The problem is that we're competing with all of the other communities in Central Florida for these resources.
What we need, Oyler elaborated, is a high-powered water consultant to go over our list of options, try to come up with some we haven't thought of yet, perform modeling to evaluate impacts and benefits, and come up with a list of projects and prices so that we can move forward to plan for the future. None of the local communities have budgeted for this yet, but they have agreed to pool money for it, with Clermont taking the lead.
How long would this take? Oyler displayed a projected time line. The hope is to get signed agreements for pooling resources by May 2014, with requests for qualifications from consultants by October of the same year.

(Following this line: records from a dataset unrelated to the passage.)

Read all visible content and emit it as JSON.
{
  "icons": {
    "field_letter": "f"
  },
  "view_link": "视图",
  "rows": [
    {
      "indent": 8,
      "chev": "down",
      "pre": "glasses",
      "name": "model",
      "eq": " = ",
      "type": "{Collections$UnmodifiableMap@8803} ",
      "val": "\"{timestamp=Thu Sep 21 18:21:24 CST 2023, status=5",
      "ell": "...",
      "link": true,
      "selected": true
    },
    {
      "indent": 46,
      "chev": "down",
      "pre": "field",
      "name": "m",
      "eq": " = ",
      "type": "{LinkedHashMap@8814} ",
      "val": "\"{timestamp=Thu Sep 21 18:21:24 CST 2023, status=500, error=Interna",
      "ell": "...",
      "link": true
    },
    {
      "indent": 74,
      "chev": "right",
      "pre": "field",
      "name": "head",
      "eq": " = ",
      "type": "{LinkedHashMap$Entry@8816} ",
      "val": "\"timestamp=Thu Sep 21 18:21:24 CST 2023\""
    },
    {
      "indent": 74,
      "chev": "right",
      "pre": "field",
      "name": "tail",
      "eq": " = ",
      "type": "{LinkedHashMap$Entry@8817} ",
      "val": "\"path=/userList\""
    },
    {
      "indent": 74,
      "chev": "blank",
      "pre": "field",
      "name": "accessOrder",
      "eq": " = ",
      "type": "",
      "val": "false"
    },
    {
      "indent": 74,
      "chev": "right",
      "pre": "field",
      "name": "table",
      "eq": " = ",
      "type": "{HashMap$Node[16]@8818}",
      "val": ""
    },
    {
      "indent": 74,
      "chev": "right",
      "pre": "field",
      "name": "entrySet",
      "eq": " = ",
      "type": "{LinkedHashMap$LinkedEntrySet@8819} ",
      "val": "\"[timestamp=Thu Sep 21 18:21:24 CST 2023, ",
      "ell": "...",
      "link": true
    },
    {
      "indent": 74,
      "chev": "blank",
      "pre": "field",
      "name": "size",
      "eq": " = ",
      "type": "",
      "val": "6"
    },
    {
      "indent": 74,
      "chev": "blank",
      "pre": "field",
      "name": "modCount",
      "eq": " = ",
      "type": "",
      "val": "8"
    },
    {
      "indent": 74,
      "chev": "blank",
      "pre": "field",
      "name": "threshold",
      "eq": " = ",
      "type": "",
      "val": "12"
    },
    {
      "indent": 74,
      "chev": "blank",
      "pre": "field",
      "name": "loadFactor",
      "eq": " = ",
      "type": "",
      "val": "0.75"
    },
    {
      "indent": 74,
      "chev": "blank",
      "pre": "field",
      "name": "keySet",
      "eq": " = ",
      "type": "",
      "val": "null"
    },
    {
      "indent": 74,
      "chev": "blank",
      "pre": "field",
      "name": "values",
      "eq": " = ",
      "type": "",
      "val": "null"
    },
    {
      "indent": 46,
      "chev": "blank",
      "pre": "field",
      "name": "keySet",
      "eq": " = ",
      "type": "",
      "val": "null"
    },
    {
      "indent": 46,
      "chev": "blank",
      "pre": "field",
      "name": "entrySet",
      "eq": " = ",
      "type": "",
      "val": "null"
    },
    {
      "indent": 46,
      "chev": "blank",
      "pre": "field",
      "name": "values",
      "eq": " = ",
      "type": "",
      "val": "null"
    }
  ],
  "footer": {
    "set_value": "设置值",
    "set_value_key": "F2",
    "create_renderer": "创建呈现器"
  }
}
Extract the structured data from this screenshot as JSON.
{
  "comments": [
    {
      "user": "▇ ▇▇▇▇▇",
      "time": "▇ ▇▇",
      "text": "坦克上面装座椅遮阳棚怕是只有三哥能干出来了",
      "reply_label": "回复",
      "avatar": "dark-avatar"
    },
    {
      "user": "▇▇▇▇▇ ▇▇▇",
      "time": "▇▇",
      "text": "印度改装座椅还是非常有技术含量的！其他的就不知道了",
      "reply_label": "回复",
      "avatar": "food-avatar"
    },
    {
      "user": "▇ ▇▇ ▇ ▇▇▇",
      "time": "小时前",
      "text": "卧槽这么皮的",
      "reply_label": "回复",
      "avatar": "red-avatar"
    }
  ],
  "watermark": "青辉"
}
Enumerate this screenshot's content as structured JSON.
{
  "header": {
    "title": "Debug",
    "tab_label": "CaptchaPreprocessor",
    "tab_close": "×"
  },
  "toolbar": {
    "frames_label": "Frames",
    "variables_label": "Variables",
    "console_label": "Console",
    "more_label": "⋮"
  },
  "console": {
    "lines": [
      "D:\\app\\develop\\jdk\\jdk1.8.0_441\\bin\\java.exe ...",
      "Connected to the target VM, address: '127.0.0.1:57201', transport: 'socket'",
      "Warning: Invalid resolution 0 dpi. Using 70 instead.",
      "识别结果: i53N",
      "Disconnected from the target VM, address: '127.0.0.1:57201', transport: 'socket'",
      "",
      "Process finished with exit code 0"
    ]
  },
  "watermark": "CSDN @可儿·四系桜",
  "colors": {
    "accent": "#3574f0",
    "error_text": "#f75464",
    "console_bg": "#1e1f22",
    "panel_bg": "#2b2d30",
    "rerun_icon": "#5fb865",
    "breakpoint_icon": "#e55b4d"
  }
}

By December 2014, the selection process should be completed, with the consultant starting in January 2015. It is expected that the consultant will take six months to do the preliminary study.
Based on the plan the water consultant comes up with, the local area governments will develop cost sharing agreements and obtain funding for water projects.
These water projects will likely take three to five years to complete, from the start of the design through to finishing the actual work. Smaller projects, however, could be completed in 18 months. "This fits within the time frame we need," Oyler noted.
After the speakers finished their presentation, a number of concerned citizens came up to ask questions. Many expressed concern that they could someday be paying $11 to $12 per 1,000 gallons of water (as one of the slides in one of the presentations explained).
Others suggested that we need to have more regulation of the amount of water that can be drawn from the lakes. Still others expressed concern over certain commercial interests pumping water from the lakes or drawing from the Florida Aquifer.
In addition to the upcoming workshop on December 12, concerned citizens should consider attending an upcoming public workshop to be held by the Lake County Legislative Delegation on Thursday, January 30, 2014 at 5pm.
It covers the same issues at the county level, and it will also examine the topics raised at the Clermont meeting. This workshop will be held in the Chambers of the Lake County Board of County Commissioners, located at 315 West Main Street, second floor, in Tavares.
For more information on this workshop,
contact Jennifer Wylie, District Aide to State Representative Larry Metz, at Jennifer.email@example.com or call 352-989-9134.